Whether they were waiting or not, Hollywood certainly has her in its sights now. “I think Tom Cruise, Steven Spielberg and Bryan Singer saw Black Book at the same time in the same room and when they came to make their WW2 film they decided to ask me,” explains van Houten, with a smile that says she still doesn’t quite believe it herself. “I didn’t audition so that’s great; I could have really fucked it up!” So, what does she hope for from her highest profile role to date? “That people like it and that they also think, ‘This girl did a nice scene, I will go and see Black Book’.”
On screen, van Houten projects the smouldering screen confidence of a Katherine Hepburn or Joan Crawford. In person, with her slight frame wrapped in a stripey DVF cardigan, she seems far less robust. She grew up in the small town of Leiderdorp.
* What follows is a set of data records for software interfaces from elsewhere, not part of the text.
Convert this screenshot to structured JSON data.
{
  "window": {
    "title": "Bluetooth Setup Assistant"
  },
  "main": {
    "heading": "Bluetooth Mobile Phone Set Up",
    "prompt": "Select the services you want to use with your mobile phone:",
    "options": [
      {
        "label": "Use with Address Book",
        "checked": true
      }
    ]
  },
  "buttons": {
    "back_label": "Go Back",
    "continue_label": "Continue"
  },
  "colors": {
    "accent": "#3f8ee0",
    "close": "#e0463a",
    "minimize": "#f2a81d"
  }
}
Her father, a writer and broadcaster, instilled in his two daughters a deep love of the arts. “I remember him taking us to seeAbel Gance’s Napoleon, which was about five hours long,” she laughs. “Oh, and a lot of Laurel and Hardy. And Charlie Chaplin. He also took us to big classical concerts and would give us cassette tapes of Shostakovich. We probably wanted New Kids On The Block at the time, but I am grateful now. The silent film industry’s really dying away and I like to keep it alive. Go onto YouTube and watch W. C. Fields doing a scene called Honest John! It was such genius.”
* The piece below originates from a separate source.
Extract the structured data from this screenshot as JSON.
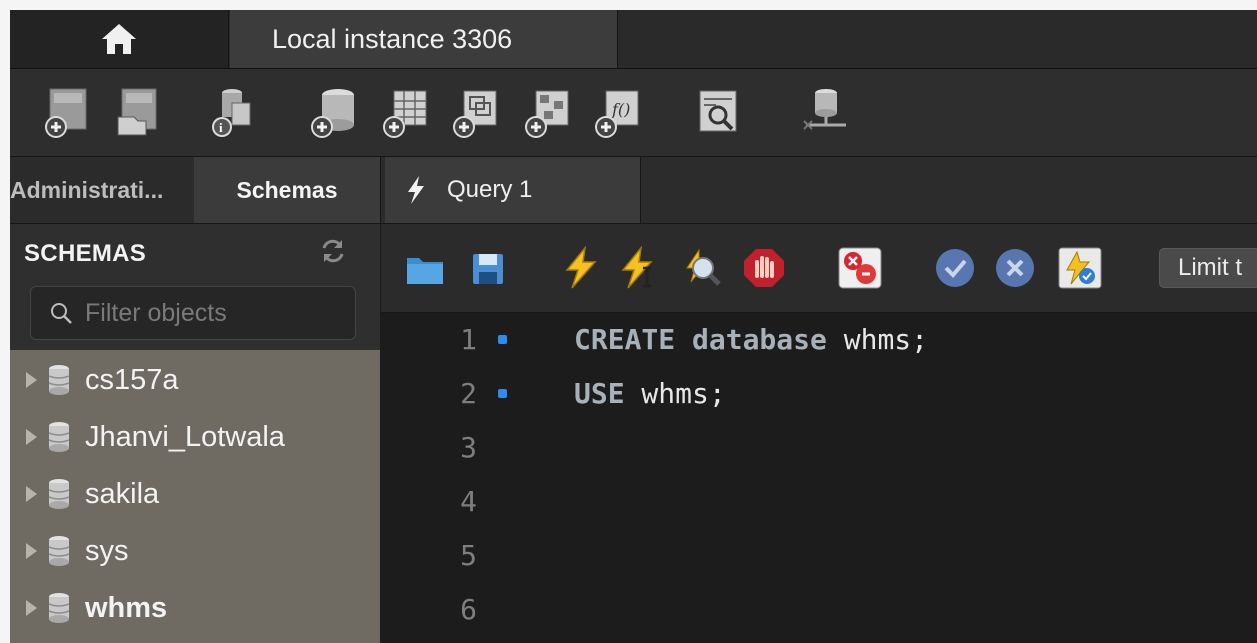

Van Houten likes to share her passions. She also suggests checking out Dutch artist Jumbah (“For me he’s the best cartoonist around, really funny and rude”). Unlike the majority of her peers, she is also surprisingly candid when it comes to her personal life. She’s been dating The Lives Of Others star Sebastian Koch since he played her on-screen lover in Black Book. “I spend a lot of time on planes flying to Berlin,” she grins. “It’s really embarrassing but I googled him when he got the part. And I think I completely fell in love with him immediately. It’s a cliché, but it’s true. But he said that when we first met, I played very hard to get. It was if I didn’t care at all, so that it made it really obvious. He’s really intuitive – he has almost female radar in that sense! And of course it could be a little awkward on set. We had to shoot a number of sex scenes, and that can be a little weird when you’ve just started dating.”
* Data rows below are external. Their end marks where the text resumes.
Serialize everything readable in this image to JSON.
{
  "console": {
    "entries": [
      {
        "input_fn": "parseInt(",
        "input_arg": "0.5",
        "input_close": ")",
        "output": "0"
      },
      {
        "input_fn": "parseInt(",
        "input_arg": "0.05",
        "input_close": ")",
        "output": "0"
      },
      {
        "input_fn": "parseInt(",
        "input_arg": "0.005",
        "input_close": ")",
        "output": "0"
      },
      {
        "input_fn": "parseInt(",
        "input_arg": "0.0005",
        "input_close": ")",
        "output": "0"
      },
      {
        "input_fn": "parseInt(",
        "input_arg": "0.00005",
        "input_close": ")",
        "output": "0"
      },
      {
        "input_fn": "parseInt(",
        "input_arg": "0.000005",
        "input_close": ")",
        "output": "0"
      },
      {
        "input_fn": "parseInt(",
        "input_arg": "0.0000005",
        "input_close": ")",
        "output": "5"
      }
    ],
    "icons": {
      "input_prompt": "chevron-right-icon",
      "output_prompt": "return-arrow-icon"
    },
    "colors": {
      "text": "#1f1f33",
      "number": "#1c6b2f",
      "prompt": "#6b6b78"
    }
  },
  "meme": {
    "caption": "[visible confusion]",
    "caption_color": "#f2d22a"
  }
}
The couple have plans to make another film together. Smoke and Ochre, a biopic of Afrikaans poet Ingrid Jonker, will also star Rutger Hauer. But what’s next on the agenda? “You know, I don’t really think particularly about the future,” admits van Houten. “I don’t see strategy. I never planned my career. Anyway in my experience you can never foresee what is going to happen. And I do think things happen for reason. I don’t feel that I have to surrender to everything. There is always choice. But usually I just think, ‘Oh fuck it! Go with the flow, for God’s sake!’” She has no plans to up sticks permanently and go west to seek her fortune, then? “I love living here. The Dutch are a little different, I don’t get hassled or anything. I can’t see any drawbacks…” She smiles; a sweet smile. “Well, maybe one: it’s probably not the very best place in the world for fashion.”
Words: Will Lawrence
Images: John Lindquist
Styling: Lauren Blane